• **PROBLEM DESCRIPTION**:
Repeat the entries exactly but omit the pictures.

• **Dataset rows describing interfaces**:

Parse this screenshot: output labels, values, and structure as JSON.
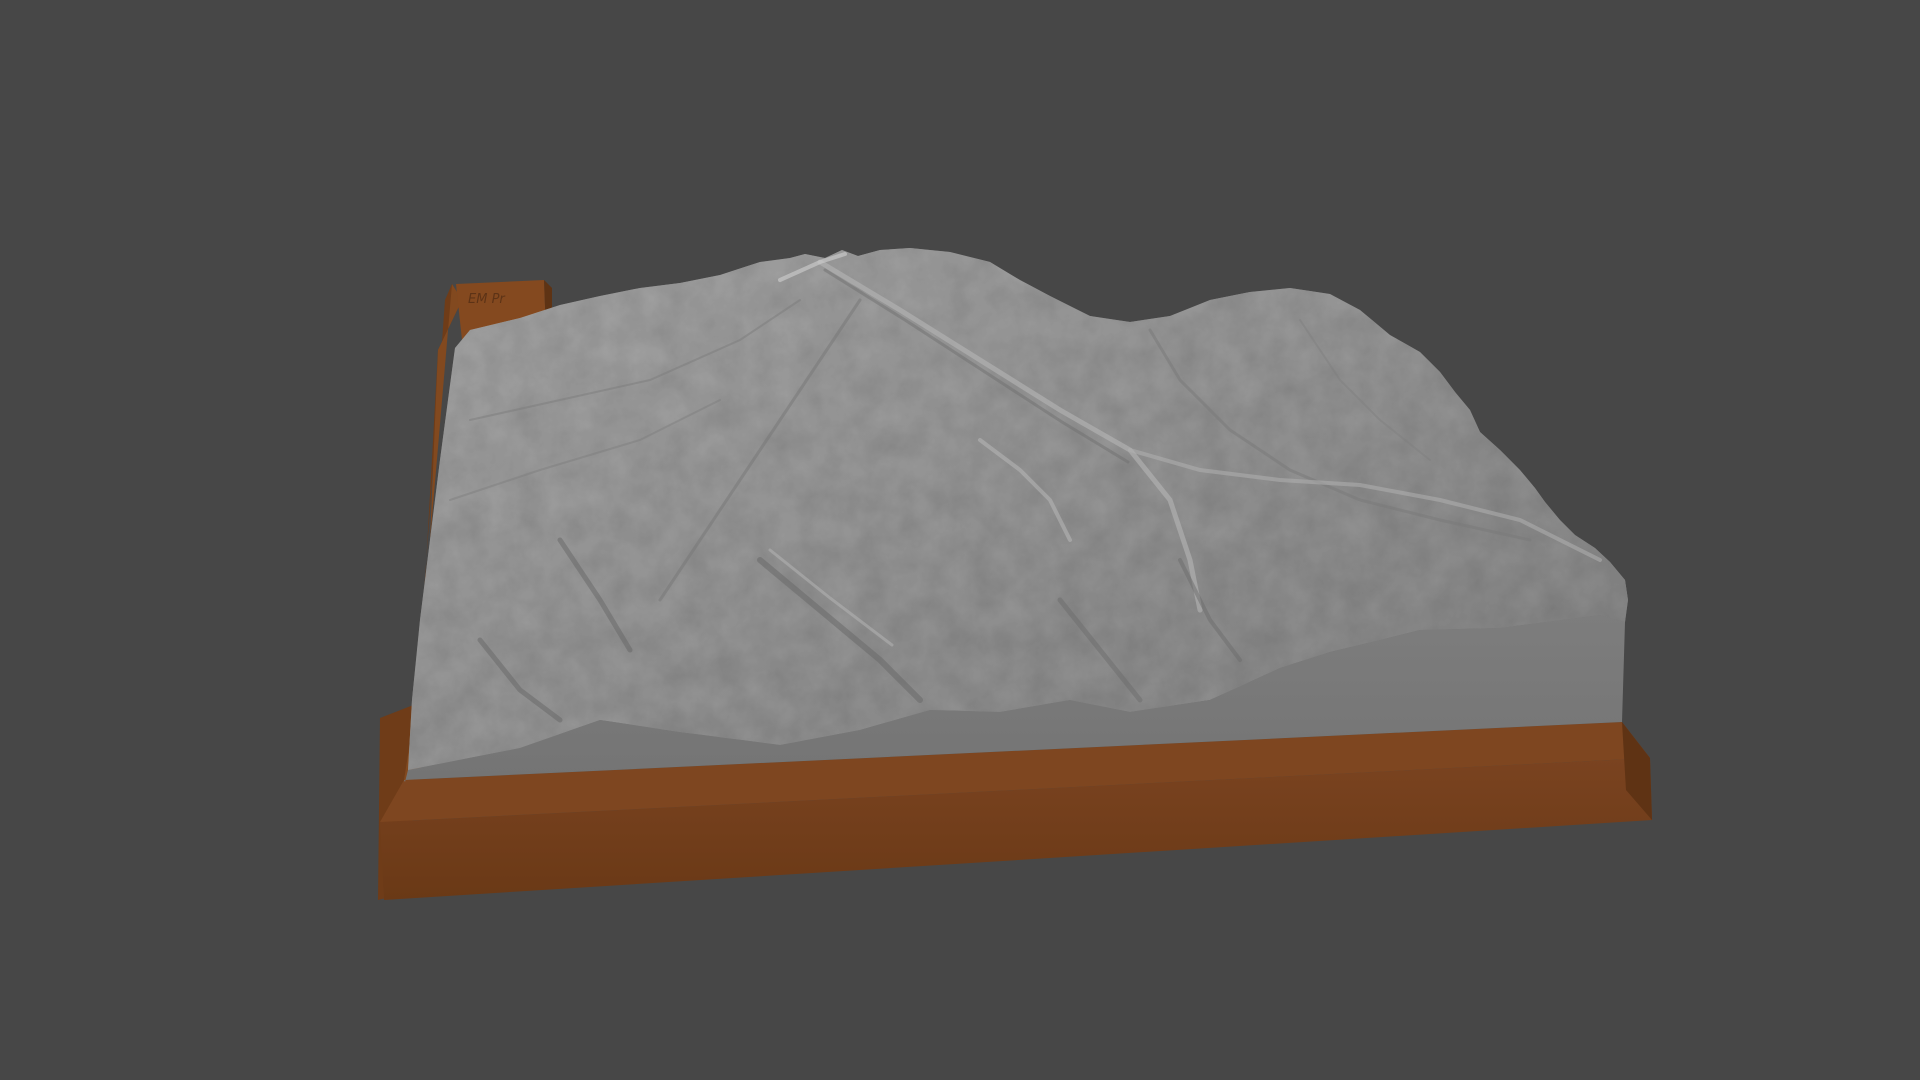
{
  "viewport": {
    "background_color": "#474747"
  },
  "model": {
    "kind": "3D terrain relief model on a base plate",
    "terrain_color": "#8f8f8f",
    "terrain_side_color": "#7a7a7a",
    "base_color": "#74401c",
    "base_side_color": "#5e3314",
    "base_top_color": "#80471f"
  },
  "label_tab": {
    "engraved_text": "EM Pr"
  }
}
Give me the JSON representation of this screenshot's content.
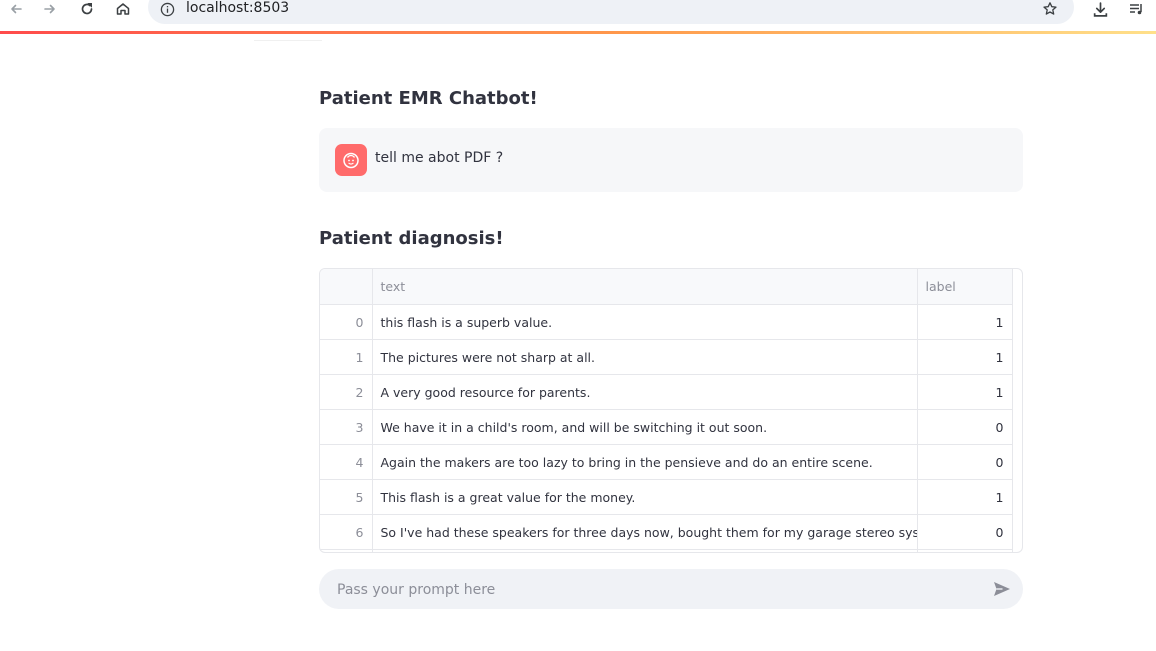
{
  "browser": {
    "url": "localhost:8503"
  },
  "chat_title": "Patient EMR Chatbot!",
  "messages": [
    {
      "text": "tell me abot PDF ?"
    }
  ],
  "diagnosis_title": "Patient diagnosis!",
  "table": {
    "columns": [
      "",
      "text",
      "label"
    ],
    "rows": [
      {
        "index": "0",
        "text": "this flash is a superb value.",
        "label": "1"
      },
      {
        "index": "1",
        "text": "The pictures were not sharp at all.",
        "label": "1"
      },
      {
        "index": "2",
        "text": "A very good resource for parents.",
        "label": "1"
      },
      {
        "index": "3",
        "text": "We have it in a child's room, and will be switching it out soon.",
        "label": "0"
      },
      {
        "index": "4",
        "text": "Again the makers are too lazy to bring in the pensieve and do an entire scene.",
        "label": "0"
      },
      {
        "index": "5",
        "text": "This flash is a great value for the money.",
        "label": "1"
      },
      {
        "index": "6",
        "text": "So I've had these speakers for three days now, bought them for my garage stereo system.",
        "label": "0"
      }
    ]
  },
  "chat_input": {
    "placeholder": "Pass your prompt here",
    "value": ""
  },
  "colors": {
    "accent": "#ff4b4b",
    "avatar": "#ff6b6b",
    "text": "#31333f",
    "muted": "#8c8e98"
  }
}
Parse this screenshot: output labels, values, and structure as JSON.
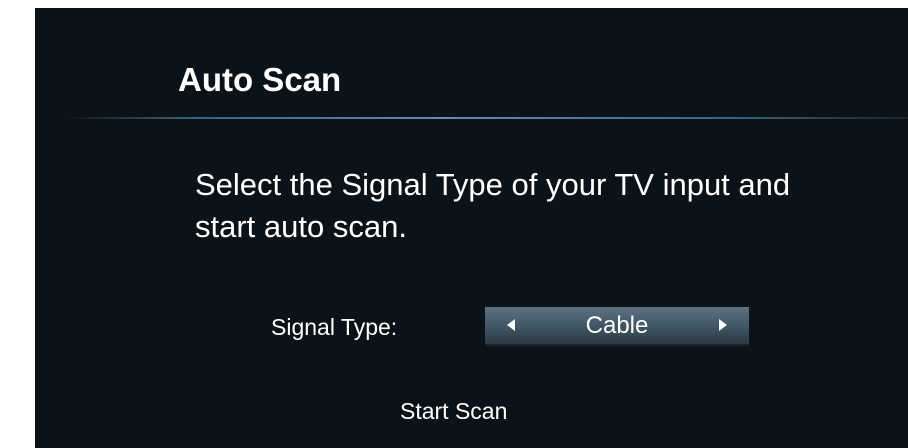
{
  "screen": {
    "title": "Auto Scan",
    "description": "Select the Signal Type of your TV input and start auto scan.",
    "signal_type": {
      "label": "Signal Type:",
      "value": "Cable",
      "left_icon": "triangle-left-icon",
      "right_icon": "triangle-right-icon"
    },
    "start_scan_label": "Start Scan"
  },
  "colors": {
    "background": "#0c1318",
    "text": "#ffffff",
    "selector_highlight": "#455a69",
    "divider": "#64a0b4"
  }
}
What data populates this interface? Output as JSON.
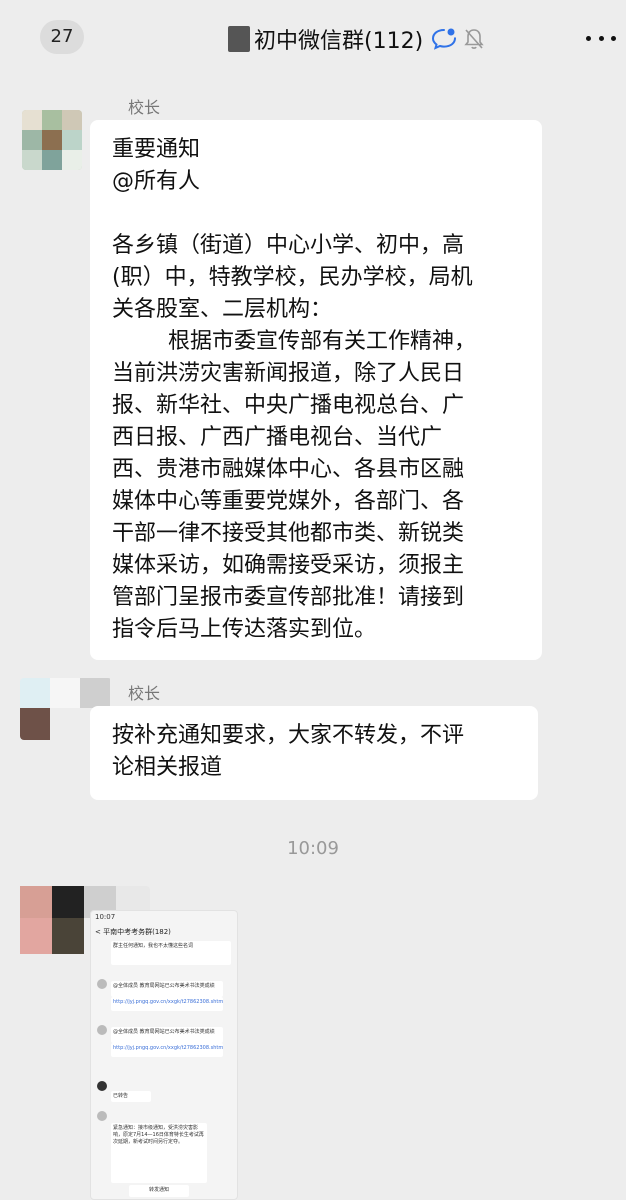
{
  "header": {
    "back_count": "27",
    "title": "初中微信群(112)",
    "icons": [
      "chat-bubble-icon",
      "mute-bell-icon",
      "more-icon"
    ]
  },
  "messages": [
    {
      "sender": "校长",
      "lines": [
        "重要通知",
        "@所有人",
        "",
        "各乡镇（街道）中心小学、初中，高",
        "(职）中，特教学校，民办学校，局机",
        "关各股室、二层机构：",
        "        根据市委宣传部有关工作精神，",
        "当前洪涝灾害新闻报道，除了人民日",
        "报、新华社、中央广播电视总台、广",
        "西日报、广西广播电视台、当代广",
        "西、贵港市融媒体中心、各县市区融",
        "媒体中心等重要党媒外，各部门、各",
        "干部一律不接受其他都市类、新锐类",
        "媒体采访，如确需接受采访，须报主",
        "管部门呈报市委宣传部批准！请接到",
        "指令后马上传达落实到位。"
      ]
    },
    {
      "sender": "校长",
      "lines": [
        "按补充通知要求，大家不转发，不评",
        "论相关报道"
      ]
    }
  ],
  "timestamp": "10:09",
  "screenshot_preview": {
    "status_time": "10:07",
    "title": "< 平南中考考务群(182)",
    "items": [
      "群主任何通知，我也不太懂这些名词",
      "@全体成员 教育局网站已公布美术书法类成绩",
      "http://jyj.pngq.gov.cn/xxgk/t27862308.shtml",
      "@全体成员 教育局网站已公布美术书法类成绩",
      "http://jyj.pngq.gov.cn/xxgk/t27862308.shtml",
      "已转告",
      "紧急通知：接市级通知，受洪涝灾害影响，原定7月14—16日体育特长生考试再次延期，新考试时间另行定夺。",
      "转发通知"
    ]
  }
}
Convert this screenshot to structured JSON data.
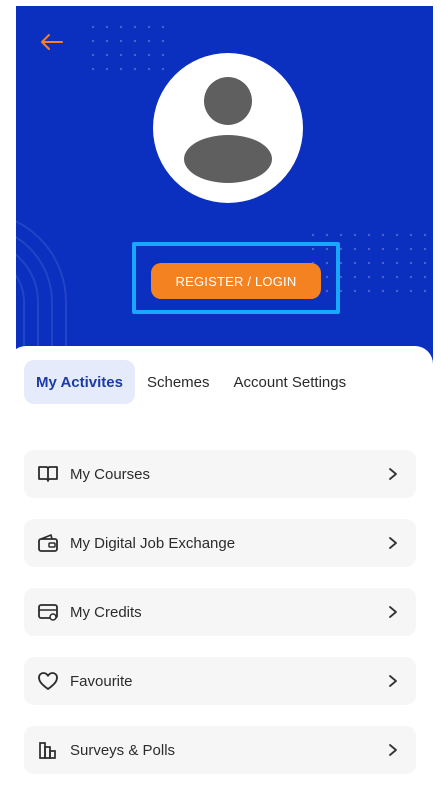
{
  "header": {
    "login_button_label": "REGISTER / LOGIN"
  },
  "icons": {
    "back": "arrow-left-icon",
    "avatar": "user-avatar-icon",
    "chevron": "chevron-right-icon"
  },
  "colors": {
    "hero_bg": "#0b2fbf",
    "accent_orange": "#f58220",
    "highlight": "#17a7ff",
    "active_tab_bg": "#e6ebfb",
    "active_tab_text": "#1b3ba8"
  },
  "tabs": [
    {
      "label": "My Activites",
      "active": true
    },
    {
      "label": "Schemes",
      "active": false
    },
    {
      "label": "Account Settings",
      "active": false
    }
  ],
  "menu": [
    {
      "label": "My Courses",
      "icon": "book-icon"
    },
    {
      "label": "My Digital Job Exchange",
      "icon": "wallet-icon"
    },
    {
      "label": "My Credits",
      "icon": "credit-card-icon"
    },
    {
      "label": "Favourite",
      "icon": "heart-icon"
    },
    {
      "label": "Surveys & Polls",
      "icon": "survey-chart-icon"
    }
  ]
}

• **COMPLETED EXERCISE**:
Parse this screenshot: output labels, values, and structure as JSON.
{
  "viewport": {
    "background_color": "#474747"
  },
  "model": {
    "kind": "3D terrain relief model on a base plate",
    "terrain_color": "#8f8f8f",
    "terrain_side_color": "#7a7a7a",
    "base_color": "#74401c",
    "base_side_color": "#5e3314",
    "base_top_color": "#80471f"
  },
  "label_tab": {
    "engraved_text": "EM Pr"
  }
}
Give me the JSON representation of this screenshot's content.
{
  "browser": {
    "url": "localhost:8503"
  },
  "chat_title": "Patient EMR Chatbot!",
  "messages": [
    {
      "text": "tell me abot PDF ?"
    }
  ],
  "diagnosis_title": "Patient diagnosis!",
  "table": {
    "columns": [
      "",
      "text",
      "label"
    ],
    "rows": [
      {
        "index": "0",
        "text": "this flash is a superb value.",
        "label": "1"
      },
      {
        "index": "1",
        "text": "The pictures were not sharp at all.",
        "label": "1"
      },
      {
        "index": "2",
        "text": "A very good resource for parents.",
        "label": "1"
      },
      {
        "index": "3",
        "text": "We have it in a child's room, and will be switching it out soon.",
        "label": "0"
      },
      {
        "index": "4",
        "text": "Again the makers are too lazy to bring in the pensieve and do an entire scene.",
        "label": "0"
      },
      {
        "index": "5",
        "text": "This flash is a great value for the money.",
        "label": "1"
      },
      {
        "index": "6",
        "text": "So I've had these speakers for three days now, bought them for my garage stereo system.",
        "label": "0"
      }
    ]
  },
  "chat_input": {
    "placeholder": "Pass your prompt here",
    "value": ""
  },
  "colors": {
    "accent": "#ff4b4b",
    "avatar": "#ff6b6b",
    "text": "#31333f",
    "muted": "#8c8e98"
  }
}
Parse this screenshot: output labels, values, and structure as JSON.
{
  "screen": {
    "title": "Auto Scan",
    "description": "Select the Signal Type of your TV input and start auto scan.",
    "signal_type": {
      "label": "Signal Type:",
      "value": "Cable",
      "left_icon": "triangle-left-icon",
      "right_icon": "triangle-right-icon"
    },
    "start_scan_label": "Start Scan"
  },
  "colors": {
    "background": "#0c1318",
    "text": "#ffffff",
    "selector_highlight": "#455a69",
    "divider": "#64a0b4"
  }
}
What data populates this interface? Output as JSON.
{
  "header": {
    "back_count": "27",
    "title": "初中微信群(112)",
    "icons": [
      "chat-bubble-icon",
      "mute-bell-icon",
      "more-icon"
    ]
  },
  "messages": [
    {
      "sender": "校长",
      "lines": [
        "重要通知",
        "@所有人",
        "",
        "各乡镇（街道）中心小学、初中，高",
        "(职）中，特教学校，民办学校，局机",
        "关各股室、二层机构：",
        "        根据市委宣传部有关工作精神，",
        "当前洪涝灾害新闻报道，除了人民日",
        "报、新华社、中央广播电视总台、广",
        "西日报、广西广播电视台、当代广",
        "西、贵港市融媒体中心、各县市区融",
        "媒体中心等重要党媒外，各部门、各",
        "干部一律不接受其他都市类、新锐类",
        "媒体采访，如确需接受采访，须报主",
        "管部门呈报市委宣传部批准！请接到",
        "指令后马上传达落实到位。"
      ]
    },
    {
      "sender": "校长",
      "lines": [
        "按补充通知要求，大家不转发，不评",
        "论相关报道"
      ]
    }
  ],
  "timestamp": "10:09",
  "screenshot_preview": {
    "status_time": "10:07",
    "title": "< 平南中考考务群(182)",
    "items": [
      "群主任何通知，我也不太懂这些名词",
      "@全体成员 教育局网站已公布美术书法类成绩",
      "http://jyj.pngq.gov.cn/xxgk/t27862308.shtml",
      "@全体成员 教育局网站已公布美术书法类成绩",
      "http://jyj.pngq.gov.cn/xxgk/t27862308.shtml",
      "已转告",
      "紧急通知：接市级通知，受洪涝灾害影响，原定7月14—16日体育特长生考试再次延期，新考试时间另行定夺。",
      "转发通知"
    ]
  }
}
Convert this screenshot to structured JSON data.
{
  "header": {
    "login_button_label": "REGISTER / LOGIN"
  },
  "icons": {
    "back": "arrow-left-icon",
    "avatar": "user-avatar-icon",
    "chevron": "chevron-right-icon"
  },
  "colors": {
    "hero_bg": "#0b2fbf",
    "accent_orange": "#f58220",
    "highlight": "#17a7ff",
    "active_tab_bg": "#e6ebfb",
    "active_tab_text": "#1b3ba8"
  },
  "tabs": [
    {
      "label": "My Activites",
      "active": true
    },
    {
      "label": "Schemes",
      "active": false
    },
    {
      "label": "Account Settings",
      "active": false
    }
  ],
  "menu": [
    {
      "label": "My Courses",
      "icon": "book-icon"
    },
    {
      "label": "My Digital Job Exchange",
      "icon": "wallet-icon"
    },
    {
      "label": "My Credits",
      "icon": "credit-card-icon"
    },
    {
      "label": "Favourite",
      "icon": "heart-icon"
    },
    {
      "label": "Surveys & Polls",
      "icon": "survey-chart-icon"
    }
  ]
}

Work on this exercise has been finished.